Dataset records ▸
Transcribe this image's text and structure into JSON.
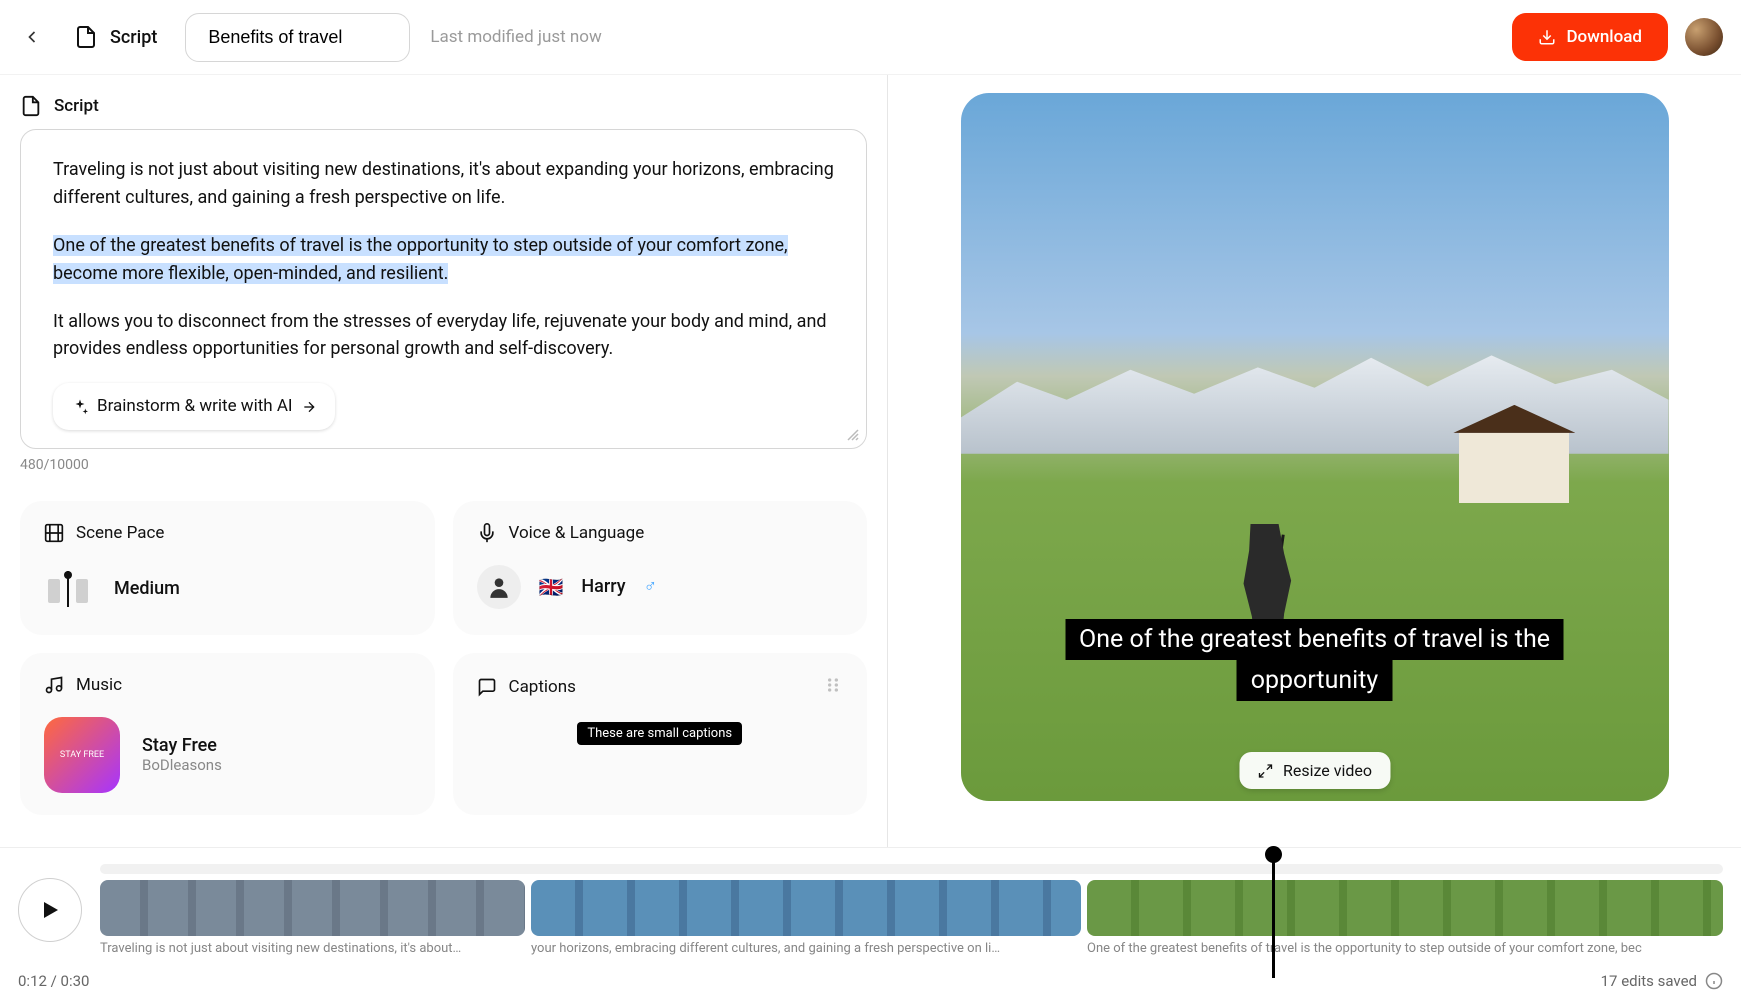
{
  "header": {
    "script_label": "Script",
    "title_value": "Benefits of travel",
    "modified": "Last modified just now",
    "download": "Download"
  },
  "script": {
    "heading": "Script",
    "p1": "Traveling is not just about visiting new destinations, it's about expanding your horizons, embracing different cultures, and gaining a fresh perspective on life.",
    "p2": "One of the greatest benefits of travel is the opportunity to step outside of your comfort zone, become more flexible, open-minded, and resilient.",
    "p3": "It allows you to disconnect from the stresses of everyday life, rejuvenate your body and mind, and provides endless opportunities for personal growth and self-discovery.",
    "ai_button": "Brainstorm & write with AI",
    "counter": "480/10000"
  },
  "scene_pace": {
    "title": "Scene Pace",
    "value": "Medium"
  },
  "voice": {
    "title": "Voice & Language",
    "flag": "🇬🇧",
    "name": "Harry",
    "gender": "♂"
  },
  "music": {
    "title": "Music",
    "track": "Stay Free",
    "artist": "BoDleasons",
    "cover_text": "STAY FREE"
  },
  "captions": {
    "title": "Captions",
    "sample": "These are small captions"
  },
  "preview": {
    "caption_line1": "One of the greatest benefits of travel is the",
    "caption_line2": "opportunity",
    "resize": "Resize video"
  },
  "timeline": {
    "clip1_text": "Traveling is not just about visiting new destinations, it's about…",
    "clip2_text": "your horizons, embracing different cultures, and gaining a fresh perspective on li…",
    "clip3_text": "One of the greatest benefits of travel is the opportunity to step outside of your comfort zone, bec",
    "time": "0:12 / 0:30",
    "edits": "17 edits saved"
  },
  "colors": {
    "accent": "#fc3206",
    "highlight": "#c8e0ff"
  }
}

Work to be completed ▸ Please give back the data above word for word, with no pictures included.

Result of this task ▸
Transcribe this image's text and structure into JSON.
{
  "header": {
    "script_label": "Script",
    "title_value": "Benefits of travel",
    "modified": "Last modified just now",
    "download": "Download"
  },
  "script": {
    "heading": "Script",
    "p1": "Traveling is not just about visiting new destinations, it's about expanding your horizons, embracing different cultures, and gaining a fresh perspective on life.",
    "p2": "One of the greatest benefits of travel is the opportunity to step outside of your comfort zone, become more flexible, open-minded, and resilient.",
    "p3": "It allows you to disconnect from the stresses of everyday life, rejuvenate your body and mind, and provides endless opportunities for personal growth and self-discovery.",
    "ai_button": "Brainstorm & write with AI",
    "counter": "480/10000"
  },
  "scene_pace": {
    "title": "Scene Pace",
    "value": "Medium"
  },
  "voice": {
    "title": "Voice & Language",
    "flag": "🇬🇧",
    "name": "Harry",
    "gender": "♂"
  },
  "music": {
    "title": "Music",
    "track": "Stay Free",
    "artist": "BoDleasons",
    "cover_text": "STAY FREE"
  },
  "captions": {
    "title": "Captions",
    "sample": "These are small captions"
  },
  "preview": {
    "caption_line1": "One of the greatest benefits of travel is the",
    "caption_line2": "opportunity",
    "resize": "Resize video"
  },
  "timeline": {
    "clip1_text": "Traveling is not just about visiting new destinations, it's about…",
    "clip2_text": "your horizons, embracing different cultures, and gaining a fresh perspective on li…",
    "clip3_text": "One of the greatest benefits of travel is the opportunity to step outside of your comfort zone, bec",
    "time": "0:12 / 0:30",
    "edits": "17 edits saved"
  },
  "colors": {
    "accent": "#fc3206",
    "highlight": "#c8e0ff"
  }
}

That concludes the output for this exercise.